◆ DATA SHOWN:
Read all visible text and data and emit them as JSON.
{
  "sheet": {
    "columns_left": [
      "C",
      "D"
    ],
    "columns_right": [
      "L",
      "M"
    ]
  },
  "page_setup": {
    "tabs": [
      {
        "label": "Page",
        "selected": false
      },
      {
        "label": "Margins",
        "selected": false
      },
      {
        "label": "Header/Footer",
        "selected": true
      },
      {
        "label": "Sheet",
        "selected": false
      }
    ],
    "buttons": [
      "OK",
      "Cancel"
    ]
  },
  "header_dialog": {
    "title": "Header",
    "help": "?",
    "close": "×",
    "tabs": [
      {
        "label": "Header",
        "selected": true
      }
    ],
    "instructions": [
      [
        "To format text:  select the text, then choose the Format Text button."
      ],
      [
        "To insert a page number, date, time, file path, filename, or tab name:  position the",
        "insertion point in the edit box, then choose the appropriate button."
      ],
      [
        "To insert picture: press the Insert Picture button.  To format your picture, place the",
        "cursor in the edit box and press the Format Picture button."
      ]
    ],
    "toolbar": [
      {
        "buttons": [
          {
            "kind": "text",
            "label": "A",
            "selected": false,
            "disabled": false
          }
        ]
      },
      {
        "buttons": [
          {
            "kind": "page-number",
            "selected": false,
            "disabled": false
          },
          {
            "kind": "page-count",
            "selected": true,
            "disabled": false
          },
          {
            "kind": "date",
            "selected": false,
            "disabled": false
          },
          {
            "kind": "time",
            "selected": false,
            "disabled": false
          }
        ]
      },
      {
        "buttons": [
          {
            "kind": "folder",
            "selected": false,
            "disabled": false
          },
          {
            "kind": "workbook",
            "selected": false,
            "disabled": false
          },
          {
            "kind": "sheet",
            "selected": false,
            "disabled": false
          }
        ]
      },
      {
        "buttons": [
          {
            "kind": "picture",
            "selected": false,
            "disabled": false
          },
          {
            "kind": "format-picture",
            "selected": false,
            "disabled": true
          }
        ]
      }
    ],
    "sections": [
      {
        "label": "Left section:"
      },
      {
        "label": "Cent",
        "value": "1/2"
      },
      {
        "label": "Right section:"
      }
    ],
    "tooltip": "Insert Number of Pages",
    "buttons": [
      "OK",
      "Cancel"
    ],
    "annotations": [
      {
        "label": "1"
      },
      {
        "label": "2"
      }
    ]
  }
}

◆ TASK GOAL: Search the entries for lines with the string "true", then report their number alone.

◆ RESULT: 4